From the Blue Corner – by Caroline MacDonald
As someone* famous once said: “Never let a good crisis go to waste”, that is exactly how we acted in Eblana Beekeeping in recent times.
I got a new queen recently wearing the blue colour of this year. She is now doing well in the colony which I split from a vigorous colony in my apiary and hoping that all goes well.
Swarming season was busy with a neighbour waving goodbye to the gals as they went off into the wide blue yonder. Maybe somebody from Eblana got those, in any case I hope that they are all happy. One does not like to see a swarm exiting the apiary so the beekeeper intervenes…usually.
It had been a busy time finding a venue for the association members to meet in late last year as the fledgling association prepared for flight. We found a venue which proved to be good.
Once the Beekeeping Course was finished we had our sights on siting and preparing the association apiary. In an urban setting it can be tricky to find a nice spot with the Goldilocks factor. It must be secluded but not overlooked or too close to housing. It is good to have parking which can be difficult in a streetscape. It is good if there are wildflowers instead of brightly coloured garden plants which can be useless for forage. We hope that the neighbours are not too fond of the sprayer which adds a cocktail of undesirable chemicals.
At first we had a nice site which allowed bees the ideal flight path it was fairly secluded with water readily available nearby. Unfortunately there were some inquisitive souls, living locally, who wanted to investigate the hive a little too closely. The joys of urban beekeeping! Thankfully there was no colony inside so no real harm was done. Lesson learned, we moved on. Now I know why beekeepers might like to place hives on a cathedral roof [the matter of carrying the equipment up there is not discussed].
Eventually we found a place. Following some heavy lifting, pulling and dragging and not a little skill at the “wheel” [levers] the site was prepared and made ready.
Some members had an exchange of nucs to that site when the 2km limit was lifted. This was an exciting day as it was the very first colony for some beekeepers and for others it was to improve the quality of bees in the apiary. The nucs were prepared by an experienced beekeeper whom we trust. Sourcing nucs is for another day and when one reads of stolen hives and colonies it emphasizes the need to know the source of the hive production. Keeping the source local is also good as those bees are adapted to this specific area with its own climatic idiosyncrasies.
Prior to lock-down everyone in the association was looking forward to visiting the apiary. From my experience as a beginner and novice beekeeper I valued the apiary visits. It’s at the apiary that the essential skills of beekeeping are transferred and is really central to receiving good beekeeping skills. It can also be the decider as to whether one wants to keep bees or appreciate them from a small remove. The rhythms within the beehive can be observed as the season progresses and differences can be observed from year to year.

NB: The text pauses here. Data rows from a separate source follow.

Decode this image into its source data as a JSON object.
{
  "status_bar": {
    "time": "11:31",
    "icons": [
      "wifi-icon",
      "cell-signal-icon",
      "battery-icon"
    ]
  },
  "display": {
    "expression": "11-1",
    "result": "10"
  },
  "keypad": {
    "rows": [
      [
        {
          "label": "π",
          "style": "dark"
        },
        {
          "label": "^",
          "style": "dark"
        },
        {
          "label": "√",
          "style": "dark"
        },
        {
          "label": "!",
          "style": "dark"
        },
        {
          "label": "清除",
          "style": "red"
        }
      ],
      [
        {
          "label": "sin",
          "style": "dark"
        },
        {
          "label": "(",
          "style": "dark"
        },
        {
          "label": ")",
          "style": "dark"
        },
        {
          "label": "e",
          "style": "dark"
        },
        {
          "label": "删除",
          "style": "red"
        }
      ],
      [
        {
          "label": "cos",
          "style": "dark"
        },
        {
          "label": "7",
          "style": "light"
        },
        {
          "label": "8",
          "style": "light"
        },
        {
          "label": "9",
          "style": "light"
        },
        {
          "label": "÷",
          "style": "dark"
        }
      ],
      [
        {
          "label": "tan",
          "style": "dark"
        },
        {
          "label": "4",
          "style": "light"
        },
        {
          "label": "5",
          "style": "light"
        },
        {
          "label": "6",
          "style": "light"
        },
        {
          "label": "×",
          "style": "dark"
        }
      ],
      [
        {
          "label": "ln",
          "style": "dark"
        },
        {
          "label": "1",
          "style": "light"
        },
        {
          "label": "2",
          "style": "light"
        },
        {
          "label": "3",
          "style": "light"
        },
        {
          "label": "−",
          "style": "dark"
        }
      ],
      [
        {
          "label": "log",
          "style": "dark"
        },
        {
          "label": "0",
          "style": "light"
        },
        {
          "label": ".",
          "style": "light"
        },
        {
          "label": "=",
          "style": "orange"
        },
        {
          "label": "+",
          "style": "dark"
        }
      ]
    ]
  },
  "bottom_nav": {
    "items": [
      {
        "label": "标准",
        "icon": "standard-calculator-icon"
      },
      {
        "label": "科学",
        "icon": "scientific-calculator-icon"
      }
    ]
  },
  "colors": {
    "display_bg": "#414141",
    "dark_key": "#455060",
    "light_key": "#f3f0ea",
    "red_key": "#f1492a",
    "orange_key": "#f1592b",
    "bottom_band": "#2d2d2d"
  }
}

I am sorry that apiary visits with members are not happening so far this year although the assembly of a group of fifteen persons at a social distance for training may allow small gatherings at apiaries. One can look at videos and learn something. In my opinion nothing surpasses being present and being able to ask questions in a real time setting. The inexperience person can have an opportunity to manipulate frames [which was daunting when I first did that]. Apiary visits are especially valuable prior to exams which equips the novice for real- life -beekeeping.
The social aspect of apiary visits is invaluable. We can share our beekeeping experiences and knowledge. Friendships can develop leading to help when needed at our own apiary/hive.
Many thanks to the committee members who liaised with people in order to have access to a site which we liked. This entailed hours of phone calls and visits to potential places. Hopefully this new adventure will be the first of many in IBAclg.
In any case hopefully we will be able to meet, within Covid19 protocols and enjoy beekeeping as it is meant to be. I am hoping that everybody is well and healthy. There have been some scary moments but wishing that we stay strong.
Happy beekeeping all.
*go discover who it was.